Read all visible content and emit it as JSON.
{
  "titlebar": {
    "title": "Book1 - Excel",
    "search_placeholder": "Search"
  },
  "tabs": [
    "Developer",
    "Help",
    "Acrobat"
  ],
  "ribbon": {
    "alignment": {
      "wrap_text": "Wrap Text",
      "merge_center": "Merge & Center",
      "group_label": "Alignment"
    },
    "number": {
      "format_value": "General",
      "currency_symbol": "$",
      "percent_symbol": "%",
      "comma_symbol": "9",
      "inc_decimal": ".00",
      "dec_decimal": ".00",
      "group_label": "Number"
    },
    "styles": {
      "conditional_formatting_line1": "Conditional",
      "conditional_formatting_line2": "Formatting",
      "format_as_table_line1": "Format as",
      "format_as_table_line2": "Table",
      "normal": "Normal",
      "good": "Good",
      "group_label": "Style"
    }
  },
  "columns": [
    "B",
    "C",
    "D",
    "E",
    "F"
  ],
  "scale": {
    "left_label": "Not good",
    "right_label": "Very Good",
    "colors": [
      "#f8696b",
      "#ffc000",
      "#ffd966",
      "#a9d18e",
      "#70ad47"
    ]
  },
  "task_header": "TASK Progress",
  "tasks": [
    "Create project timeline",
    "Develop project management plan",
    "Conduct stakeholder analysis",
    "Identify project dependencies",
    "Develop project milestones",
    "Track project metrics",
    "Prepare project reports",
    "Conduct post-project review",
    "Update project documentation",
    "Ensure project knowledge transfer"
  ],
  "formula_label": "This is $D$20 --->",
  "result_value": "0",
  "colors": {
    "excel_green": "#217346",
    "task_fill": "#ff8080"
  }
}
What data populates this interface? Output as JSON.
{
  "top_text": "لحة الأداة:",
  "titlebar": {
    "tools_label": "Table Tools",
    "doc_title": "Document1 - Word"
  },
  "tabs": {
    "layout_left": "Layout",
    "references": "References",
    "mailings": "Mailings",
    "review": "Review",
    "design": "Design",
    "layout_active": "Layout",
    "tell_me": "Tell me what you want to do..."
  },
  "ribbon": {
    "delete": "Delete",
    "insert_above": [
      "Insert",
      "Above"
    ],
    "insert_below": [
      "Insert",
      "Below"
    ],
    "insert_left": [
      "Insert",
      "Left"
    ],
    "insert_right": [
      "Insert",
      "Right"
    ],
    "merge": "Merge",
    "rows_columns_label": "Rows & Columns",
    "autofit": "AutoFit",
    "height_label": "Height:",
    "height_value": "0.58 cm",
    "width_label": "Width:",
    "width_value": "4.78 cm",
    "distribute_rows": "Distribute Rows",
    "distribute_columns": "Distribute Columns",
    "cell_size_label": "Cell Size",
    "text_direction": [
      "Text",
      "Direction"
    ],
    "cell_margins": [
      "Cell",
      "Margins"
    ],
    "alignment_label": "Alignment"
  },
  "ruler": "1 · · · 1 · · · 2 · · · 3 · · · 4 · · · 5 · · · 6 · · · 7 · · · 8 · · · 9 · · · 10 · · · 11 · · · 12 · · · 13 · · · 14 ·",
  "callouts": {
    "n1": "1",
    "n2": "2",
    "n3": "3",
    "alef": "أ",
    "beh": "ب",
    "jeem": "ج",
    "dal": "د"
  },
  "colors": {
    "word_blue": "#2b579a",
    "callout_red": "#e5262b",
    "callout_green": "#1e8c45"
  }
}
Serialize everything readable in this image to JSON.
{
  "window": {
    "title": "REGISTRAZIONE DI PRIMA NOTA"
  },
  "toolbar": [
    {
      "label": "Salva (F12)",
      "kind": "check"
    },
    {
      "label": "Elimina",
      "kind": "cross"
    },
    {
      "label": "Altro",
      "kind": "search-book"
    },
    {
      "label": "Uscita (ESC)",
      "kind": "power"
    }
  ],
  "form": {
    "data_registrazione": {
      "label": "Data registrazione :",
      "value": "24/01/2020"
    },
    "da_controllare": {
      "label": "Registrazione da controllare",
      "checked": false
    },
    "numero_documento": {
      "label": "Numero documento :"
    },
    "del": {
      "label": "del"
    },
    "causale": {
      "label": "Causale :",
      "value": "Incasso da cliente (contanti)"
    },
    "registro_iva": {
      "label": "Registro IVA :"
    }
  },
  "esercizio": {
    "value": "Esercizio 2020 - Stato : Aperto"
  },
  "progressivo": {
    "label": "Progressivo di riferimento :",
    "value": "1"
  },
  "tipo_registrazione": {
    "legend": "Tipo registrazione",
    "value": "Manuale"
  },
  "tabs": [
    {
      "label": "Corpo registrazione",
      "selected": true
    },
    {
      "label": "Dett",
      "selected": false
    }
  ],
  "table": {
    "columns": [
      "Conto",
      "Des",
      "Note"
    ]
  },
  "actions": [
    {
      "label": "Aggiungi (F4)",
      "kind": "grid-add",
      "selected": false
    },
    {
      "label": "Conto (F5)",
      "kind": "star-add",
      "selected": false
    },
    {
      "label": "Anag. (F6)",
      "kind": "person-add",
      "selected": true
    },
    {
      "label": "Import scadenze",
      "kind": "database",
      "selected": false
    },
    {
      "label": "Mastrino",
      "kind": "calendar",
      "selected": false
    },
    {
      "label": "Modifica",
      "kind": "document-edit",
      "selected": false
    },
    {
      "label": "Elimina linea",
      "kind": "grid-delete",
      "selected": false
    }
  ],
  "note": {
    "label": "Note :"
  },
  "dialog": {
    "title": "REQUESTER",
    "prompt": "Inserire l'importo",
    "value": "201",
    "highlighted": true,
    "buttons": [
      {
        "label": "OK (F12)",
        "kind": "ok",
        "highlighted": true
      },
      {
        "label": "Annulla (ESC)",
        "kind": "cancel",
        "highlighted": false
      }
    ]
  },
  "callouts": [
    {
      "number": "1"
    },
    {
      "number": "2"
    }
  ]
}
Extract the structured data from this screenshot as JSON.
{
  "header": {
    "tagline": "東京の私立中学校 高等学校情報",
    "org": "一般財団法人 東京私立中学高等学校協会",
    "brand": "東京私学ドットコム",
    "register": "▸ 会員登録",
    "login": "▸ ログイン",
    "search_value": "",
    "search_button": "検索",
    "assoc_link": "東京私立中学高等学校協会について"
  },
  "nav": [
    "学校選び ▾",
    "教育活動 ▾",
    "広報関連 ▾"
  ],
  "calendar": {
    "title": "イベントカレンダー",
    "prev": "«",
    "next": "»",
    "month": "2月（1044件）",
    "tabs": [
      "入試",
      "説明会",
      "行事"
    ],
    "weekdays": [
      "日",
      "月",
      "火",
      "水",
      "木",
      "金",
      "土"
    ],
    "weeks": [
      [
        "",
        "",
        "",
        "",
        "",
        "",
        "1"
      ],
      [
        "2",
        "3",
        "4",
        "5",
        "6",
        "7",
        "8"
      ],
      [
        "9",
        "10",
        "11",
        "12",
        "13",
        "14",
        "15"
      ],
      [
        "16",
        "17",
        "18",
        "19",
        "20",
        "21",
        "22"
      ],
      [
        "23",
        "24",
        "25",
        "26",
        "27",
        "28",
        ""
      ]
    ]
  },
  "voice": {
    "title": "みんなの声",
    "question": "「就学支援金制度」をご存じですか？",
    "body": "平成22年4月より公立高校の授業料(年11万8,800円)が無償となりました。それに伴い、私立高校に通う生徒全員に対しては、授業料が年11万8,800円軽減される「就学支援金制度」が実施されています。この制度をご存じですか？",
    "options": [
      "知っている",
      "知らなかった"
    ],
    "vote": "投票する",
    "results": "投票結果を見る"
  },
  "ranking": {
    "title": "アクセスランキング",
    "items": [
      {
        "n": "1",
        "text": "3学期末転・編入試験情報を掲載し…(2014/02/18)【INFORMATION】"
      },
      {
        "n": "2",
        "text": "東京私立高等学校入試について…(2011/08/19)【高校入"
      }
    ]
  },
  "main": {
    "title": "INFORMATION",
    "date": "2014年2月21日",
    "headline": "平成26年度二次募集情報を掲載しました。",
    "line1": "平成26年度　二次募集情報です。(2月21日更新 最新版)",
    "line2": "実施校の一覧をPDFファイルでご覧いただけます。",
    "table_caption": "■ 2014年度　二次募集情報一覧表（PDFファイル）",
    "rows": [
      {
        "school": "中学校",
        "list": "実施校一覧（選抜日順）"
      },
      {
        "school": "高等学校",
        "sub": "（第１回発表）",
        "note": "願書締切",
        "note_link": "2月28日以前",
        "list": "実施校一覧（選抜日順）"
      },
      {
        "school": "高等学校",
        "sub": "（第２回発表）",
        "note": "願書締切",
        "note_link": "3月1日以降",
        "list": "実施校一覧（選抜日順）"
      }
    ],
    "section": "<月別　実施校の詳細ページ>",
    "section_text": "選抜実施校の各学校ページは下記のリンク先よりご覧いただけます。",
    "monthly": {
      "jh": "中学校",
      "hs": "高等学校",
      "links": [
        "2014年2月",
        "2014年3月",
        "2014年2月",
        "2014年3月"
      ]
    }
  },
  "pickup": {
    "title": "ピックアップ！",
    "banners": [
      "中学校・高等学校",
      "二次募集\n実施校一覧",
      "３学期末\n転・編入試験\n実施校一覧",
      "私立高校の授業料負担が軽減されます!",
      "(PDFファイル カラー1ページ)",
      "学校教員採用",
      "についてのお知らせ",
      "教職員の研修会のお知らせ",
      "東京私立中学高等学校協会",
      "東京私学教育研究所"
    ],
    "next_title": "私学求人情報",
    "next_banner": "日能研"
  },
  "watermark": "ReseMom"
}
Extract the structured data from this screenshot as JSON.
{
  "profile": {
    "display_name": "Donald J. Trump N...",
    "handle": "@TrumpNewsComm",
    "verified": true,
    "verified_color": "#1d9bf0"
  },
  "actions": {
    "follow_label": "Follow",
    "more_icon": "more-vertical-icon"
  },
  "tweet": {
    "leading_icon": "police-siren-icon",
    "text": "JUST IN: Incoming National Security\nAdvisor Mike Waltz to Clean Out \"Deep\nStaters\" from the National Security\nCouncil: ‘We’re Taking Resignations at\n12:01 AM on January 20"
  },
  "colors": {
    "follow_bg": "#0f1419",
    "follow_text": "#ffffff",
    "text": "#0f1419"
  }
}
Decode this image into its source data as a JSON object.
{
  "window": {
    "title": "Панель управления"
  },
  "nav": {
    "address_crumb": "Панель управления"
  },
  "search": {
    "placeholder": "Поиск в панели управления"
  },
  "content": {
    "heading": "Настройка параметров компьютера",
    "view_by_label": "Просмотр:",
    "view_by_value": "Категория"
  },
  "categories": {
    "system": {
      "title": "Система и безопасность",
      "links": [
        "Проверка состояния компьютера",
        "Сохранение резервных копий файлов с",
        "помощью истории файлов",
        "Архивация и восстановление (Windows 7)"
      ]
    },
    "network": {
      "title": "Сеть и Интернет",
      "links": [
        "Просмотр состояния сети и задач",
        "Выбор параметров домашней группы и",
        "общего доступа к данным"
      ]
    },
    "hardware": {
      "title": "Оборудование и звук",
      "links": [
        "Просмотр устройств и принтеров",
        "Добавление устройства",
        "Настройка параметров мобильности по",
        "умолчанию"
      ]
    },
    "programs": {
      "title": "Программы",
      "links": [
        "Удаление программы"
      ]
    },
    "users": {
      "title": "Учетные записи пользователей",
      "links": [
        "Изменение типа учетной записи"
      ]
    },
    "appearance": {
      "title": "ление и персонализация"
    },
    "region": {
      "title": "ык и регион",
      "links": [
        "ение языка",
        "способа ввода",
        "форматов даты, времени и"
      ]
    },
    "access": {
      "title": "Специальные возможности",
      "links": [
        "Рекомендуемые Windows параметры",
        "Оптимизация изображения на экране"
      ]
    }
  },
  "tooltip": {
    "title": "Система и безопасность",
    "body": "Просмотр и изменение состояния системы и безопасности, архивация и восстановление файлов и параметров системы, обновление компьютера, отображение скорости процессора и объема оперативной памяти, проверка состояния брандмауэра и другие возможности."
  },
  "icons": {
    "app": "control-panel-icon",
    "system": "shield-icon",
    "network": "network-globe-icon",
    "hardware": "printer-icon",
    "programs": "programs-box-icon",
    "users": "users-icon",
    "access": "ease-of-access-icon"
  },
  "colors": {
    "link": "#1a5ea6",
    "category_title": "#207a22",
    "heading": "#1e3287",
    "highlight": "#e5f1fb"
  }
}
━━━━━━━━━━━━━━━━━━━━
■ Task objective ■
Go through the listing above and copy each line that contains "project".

■ Result of this exercise ■
    "Create project timeline",
    "Develop project management plan",
    "Identify project dependencies",
    "Develop project milestones",
    "Track project metrics",
    "Prepare project reports",
    "Conduct post-project review",
    "Update project documentation",
    "Ensure project knowledge transfer"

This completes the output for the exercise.